Retailers Around the World Rush to Roll Out Self-Checkout Solutions

New research shows shipments of self-checkout terminals jumped 52% globally in 2019, to a new record high

Broad range of US retailers ramp up self-checkout projects

Retailers across every world region increased their investment in self-checkout technology in 2019, with more than 120,000 units shipped globally according to Global EPOS and Self-Checkout 2020, a new study by strategic research and consulting firm RBR.

The USA drove the expansion, with uptake by numerous retailers across multiple sectors. Existing deployers, such as supermarket chain Wegmans and wholesaler Costco, rolled out the technology to more outlets and installed further units in stores already offering self-checkout. New users, from convenience store chains like Fast Phil’s to discounters and mass market fashion retailers, are implementing self-checkout for the first time.

European market doubles as supermarket chains increase investment

The research shows that activity in Europe nearly doubled in 2019, with a variety of projects underway, from first-time pilots of the technology to large-scale rollouts and hardware upgrades. Leading grocery firms, including Lidl and Carrefour, continued to expand their self-checkout footprint throughout the region, while several major supermarket chains in the UK invested in a large number of additional terminals, many of which were cashless.

Labour shortages in some central and eastern European countries encouraged retailers to invest more heavily in self-checkout, with Polish discounter Biedronka embarking on a rollout across its 3,000-store network.

Move away from cash stokes Chinese market expansion

China’s mobile payment revolution in recent years has fuelled strong growth in the self-checkout market, driven by payment providers Alipay and Tenpay. Units in the country largely only accept card or electronic payments, with facial recognition technology allowing customers to pay using their faces also being trialled at self-checkout terminals.
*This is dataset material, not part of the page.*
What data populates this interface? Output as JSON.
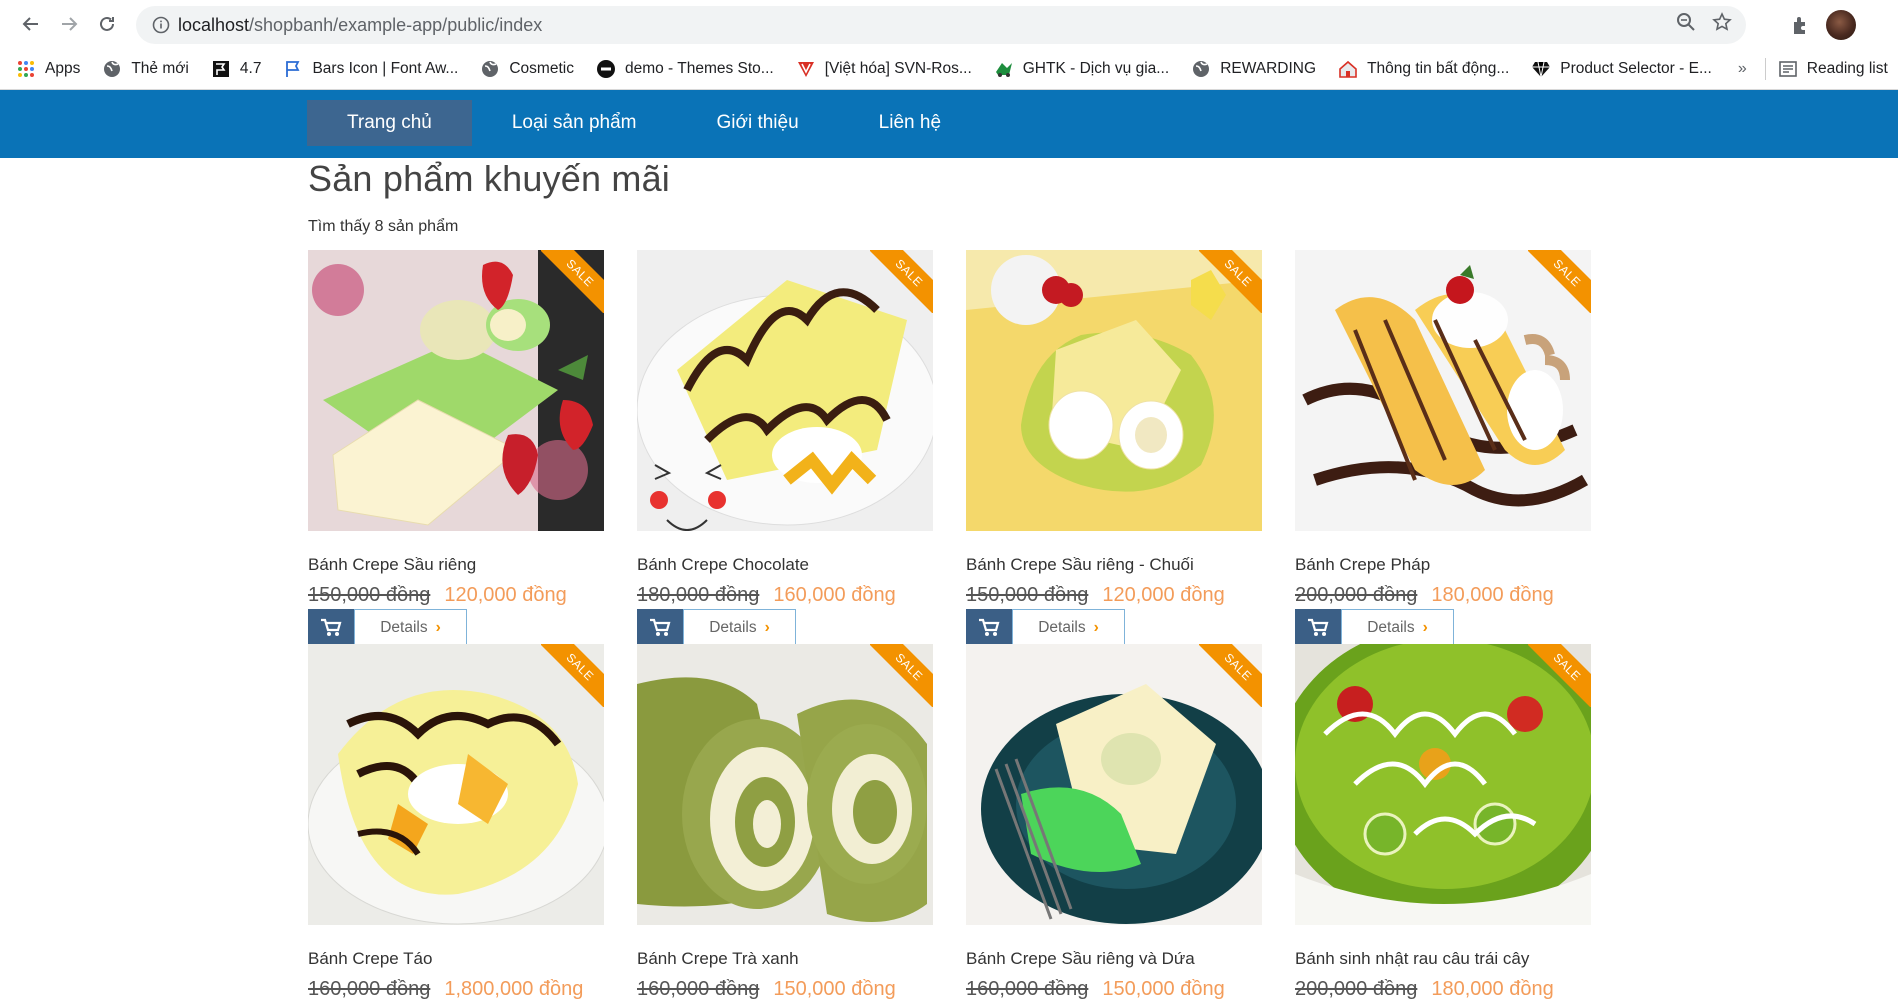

Elsewhere, initial self-checkout pilots took place in India and Vietnam, while leading retailers in Peru and Taiwan began first-time rollouts.

COVID-19 pandemic likely to boost shift towards self-service

The short-term impact of the COVID-19 pandemic on the self-checkout market is likely to be limited; as essential retailers, grocery chains have continued trading during this difficult period, although some rollouts may be delayed until later in 2020. The impetus to keep close interaction between customers and staff to a minimum will boost the case for self-service.

According to RBR, the self-checkout momentum will continue, with global installations expected to treble by 2025 to surpass 1.1 million. Alan Burt, who led the research, commented: “The COVID-19 crisis will only embolden long-standing and new self-checkout proponents alike to speed up expansion plans, with customers increasingly expecting such solutions as part of a wider array of checkout options”.